By Toby Christie, NASCAR Editor
It doesn’t seem like it was all that long ago, when a fresh faced youngster named Trevor Bayne rose to occasion on NASCAR’s largest stage. Bayne won the Daytona 500, in just his second-ever start in the premier racing series in the United States. The future looked bright, until it didn’t.
That lone breakthrough moment was more than a half-decade ago. Bayne, once the sport’s darling at 20 years old, is now a 25-year old veteran.
In between that day in February of 2011 and the end of last season, Bayne had not had much really happen to write home about. In all, Bayne racked up just four top-10 finishes in 92 starts during that span, and he led only 23 laps. In the words of Bayne on that fateful day in Daytona, “Are you kidding me?”
After an absolutely abysmal 2015 season, where Bayne was driving for Roush Fenway Racing — an organization that had fallen off the map from a competition standpoint — it appeared his once bright career was just moments away from fading away completely. But then came a refreshing start to this season.
Roush Fenway Racing seemingly began to close the gap on the competition in the offseason, and as a result Bayne has started to become more and more of a fixture inside the top-half of the field. Bayne raised eyebrows with a third-place qualifying effort in the second race of the year, at Atlanta.
A couple of months later, Bayne looked like he had a shot to steal a win with a wonky pit strategy. However an ill-timed caution mired Bayne deep in the field after leading 12 laps. Bayne kept the momentum rolling by finishing an impressive fifth at Bristol a week later. His hot streak hasn’t cooled much since it began in April.

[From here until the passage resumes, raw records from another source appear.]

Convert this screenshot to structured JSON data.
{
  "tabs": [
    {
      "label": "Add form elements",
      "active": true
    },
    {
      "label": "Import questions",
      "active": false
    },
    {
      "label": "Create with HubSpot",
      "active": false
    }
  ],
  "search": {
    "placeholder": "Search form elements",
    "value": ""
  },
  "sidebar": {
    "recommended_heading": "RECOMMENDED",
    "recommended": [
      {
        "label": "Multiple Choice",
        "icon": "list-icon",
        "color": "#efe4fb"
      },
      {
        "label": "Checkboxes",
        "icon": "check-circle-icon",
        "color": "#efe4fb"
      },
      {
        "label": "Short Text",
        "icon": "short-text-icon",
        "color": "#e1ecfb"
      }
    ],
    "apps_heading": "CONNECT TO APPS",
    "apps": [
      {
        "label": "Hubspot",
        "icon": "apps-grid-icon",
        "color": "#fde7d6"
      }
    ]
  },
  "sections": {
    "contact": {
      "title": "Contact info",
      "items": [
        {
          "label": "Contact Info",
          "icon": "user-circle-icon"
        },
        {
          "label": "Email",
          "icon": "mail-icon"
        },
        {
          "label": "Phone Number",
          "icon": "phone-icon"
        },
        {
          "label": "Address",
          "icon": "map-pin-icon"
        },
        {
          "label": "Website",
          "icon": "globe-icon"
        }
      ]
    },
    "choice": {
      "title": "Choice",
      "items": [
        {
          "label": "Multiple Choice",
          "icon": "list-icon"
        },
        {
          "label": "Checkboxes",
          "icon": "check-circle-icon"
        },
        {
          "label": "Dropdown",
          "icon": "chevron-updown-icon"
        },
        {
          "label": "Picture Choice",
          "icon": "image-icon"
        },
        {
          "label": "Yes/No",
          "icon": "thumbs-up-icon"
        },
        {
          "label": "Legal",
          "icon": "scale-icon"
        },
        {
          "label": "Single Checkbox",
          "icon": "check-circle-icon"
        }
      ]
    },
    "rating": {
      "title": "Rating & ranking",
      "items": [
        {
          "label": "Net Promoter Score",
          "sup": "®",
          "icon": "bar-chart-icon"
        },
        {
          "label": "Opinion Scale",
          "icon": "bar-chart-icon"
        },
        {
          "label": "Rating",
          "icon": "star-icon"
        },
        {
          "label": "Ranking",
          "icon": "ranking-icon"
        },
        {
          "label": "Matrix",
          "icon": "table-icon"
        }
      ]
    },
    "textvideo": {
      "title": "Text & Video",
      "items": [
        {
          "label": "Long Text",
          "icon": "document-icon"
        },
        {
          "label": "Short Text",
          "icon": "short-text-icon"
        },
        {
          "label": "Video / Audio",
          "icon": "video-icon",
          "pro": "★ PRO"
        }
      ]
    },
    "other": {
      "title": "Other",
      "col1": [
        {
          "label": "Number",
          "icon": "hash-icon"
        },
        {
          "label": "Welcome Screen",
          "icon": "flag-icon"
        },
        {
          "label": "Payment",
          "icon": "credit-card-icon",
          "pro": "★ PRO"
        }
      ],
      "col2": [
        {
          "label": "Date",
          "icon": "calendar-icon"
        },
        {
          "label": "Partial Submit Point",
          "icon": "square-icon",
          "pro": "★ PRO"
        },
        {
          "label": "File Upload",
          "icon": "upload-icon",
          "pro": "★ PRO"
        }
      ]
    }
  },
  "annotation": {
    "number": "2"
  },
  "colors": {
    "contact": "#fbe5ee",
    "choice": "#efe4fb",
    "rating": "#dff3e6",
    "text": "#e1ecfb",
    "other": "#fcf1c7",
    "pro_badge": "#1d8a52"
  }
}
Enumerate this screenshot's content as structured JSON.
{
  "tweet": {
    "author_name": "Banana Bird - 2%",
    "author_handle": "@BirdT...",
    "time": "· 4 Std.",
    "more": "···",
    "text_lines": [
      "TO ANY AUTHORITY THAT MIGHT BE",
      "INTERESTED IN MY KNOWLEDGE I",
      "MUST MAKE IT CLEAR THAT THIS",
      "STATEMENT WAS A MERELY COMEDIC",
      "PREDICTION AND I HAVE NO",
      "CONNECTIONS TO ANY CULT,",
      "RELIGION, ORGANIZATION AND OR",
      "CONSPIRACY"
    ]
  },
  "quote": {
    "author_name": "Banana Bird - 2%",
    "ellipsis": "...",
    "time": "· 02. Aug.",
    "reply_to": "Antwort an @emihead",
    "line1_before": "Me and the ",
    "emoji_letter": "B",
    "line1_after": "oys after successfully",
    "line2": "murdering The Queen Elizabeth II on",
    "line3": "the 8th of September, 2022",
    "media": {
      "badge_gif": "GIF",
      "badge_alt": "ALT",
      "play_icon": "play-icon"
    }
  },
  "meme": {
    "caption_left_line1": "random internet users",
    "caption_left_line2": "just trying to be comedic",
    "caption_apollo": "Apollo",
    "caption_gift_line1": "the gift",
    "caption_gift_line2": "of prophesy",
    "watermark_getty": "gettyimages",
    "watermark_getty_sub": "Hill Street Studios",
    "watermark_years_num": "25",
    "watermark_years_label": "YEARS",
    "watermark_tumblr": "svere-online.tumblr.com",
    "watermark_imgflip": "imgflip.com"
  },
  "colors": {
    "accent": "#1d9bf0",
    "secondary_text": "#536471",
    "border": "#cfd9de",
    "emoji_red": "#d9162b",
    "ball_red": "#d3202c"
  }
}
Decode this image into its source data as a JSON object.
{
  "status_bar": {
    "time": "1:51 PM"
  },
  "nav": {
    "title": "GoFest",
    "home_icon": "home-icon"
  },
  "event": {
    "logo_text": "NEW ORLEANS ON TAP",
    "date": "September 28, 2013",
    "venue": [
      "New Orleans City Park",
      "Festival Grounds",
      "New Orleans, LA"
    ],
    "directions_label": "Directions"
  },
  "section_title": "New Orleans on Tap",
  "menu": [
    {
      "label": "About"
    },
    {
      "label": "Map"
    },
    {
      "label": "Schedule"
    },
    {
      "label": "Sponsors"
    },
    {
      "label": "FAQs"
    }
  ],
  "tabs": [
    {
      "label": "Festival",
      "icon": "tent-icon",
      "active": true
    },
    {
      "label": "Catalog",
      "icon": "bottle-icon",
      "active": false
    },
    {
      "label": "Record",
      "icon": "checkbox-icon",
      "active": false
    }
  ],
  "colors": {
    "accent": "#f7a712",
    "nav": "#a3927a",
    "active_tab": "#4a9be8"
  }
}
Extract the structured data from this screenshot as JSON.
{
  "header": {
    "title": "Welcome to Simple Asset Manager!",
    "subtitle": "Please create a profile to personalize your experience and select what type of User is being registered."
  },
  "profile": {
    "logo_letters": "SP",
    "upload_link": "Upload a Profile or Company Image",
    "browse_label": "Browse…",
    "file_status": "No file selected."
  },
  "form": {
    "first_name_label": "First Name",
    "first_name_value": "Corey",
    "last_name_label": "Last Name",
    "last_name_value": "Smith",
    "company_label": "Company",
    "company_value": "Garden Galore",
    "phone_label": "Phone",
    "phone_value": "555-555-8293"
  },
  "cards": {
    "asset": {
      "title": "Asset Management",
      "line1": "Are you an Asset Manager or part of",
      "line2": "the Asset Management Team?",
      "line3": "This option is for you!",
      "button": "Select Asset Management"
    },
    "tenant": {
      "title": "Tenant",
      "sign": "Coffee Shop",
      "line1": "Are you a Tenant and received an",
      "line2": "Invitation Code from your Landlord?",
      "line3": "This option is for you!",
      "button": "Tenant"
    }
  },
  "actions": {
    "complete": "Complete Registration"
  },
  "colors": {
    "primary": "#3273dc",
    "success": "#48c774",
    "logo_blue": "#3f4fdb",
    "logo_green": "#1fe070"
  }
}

Through the first 12 races of this year, Bayne has already matched — or surpassed — career highs in just about every statistical category. He has one top-five finish, three top-10s and he has led 34 laps. A lot of Bayne’s success is due in part to his incredible qualifying efforts so far this year, his average start in a career-high 16.8, while his average finish is also a career-best at 18.2.
The real measure of how far the No. 6 team has come since last season, was shown this past week in Dover. Bayne started from the 25th position, and he didn’t have a great car all week. However, Bayne and his crew chief Matt Puccia didn’t panic. They kept their heads down and fought all day long. Bayne skillfully missed an 18-car pileup with 45 laps to go. A short time after, Bayne crossed the finish line with a solid 10th place run.
“Sometimes we haven’t felt like this season we got the finished we deserved and today we didn’t get a finish we deserved but we will take it,” Bayne said after the race. “The shoe was on the right foot today. It is nice to get a finish like that after not having a great weekend.
“We were really tight all day. That last run we were pretty fast at the end of it. We will learn from it, come back next time and count our blessings here and take a top-10 happily. I was on the edge of my seat out there for sure. It is a really grueling race track. You can’t let your guard down for a second or it will bite you. We saw that in practice and saw that in the race. I am just glad to get out of here without any wounds.”
In two starts at the Monster Mile last year, Bayne had a best finish of 31st. If that doesn’t show signs of improvement, I don’t know what does.
If Bayne, Puccia, and Roush Fenway Racing keep taking strides forward, we may see a more mature Bayne reaching victory lane in the not-too-distant future. For now, it’s just great watching one of the best feel-good stories develop in recent NASCAR history.
Image: Chris Trotman/Getty Images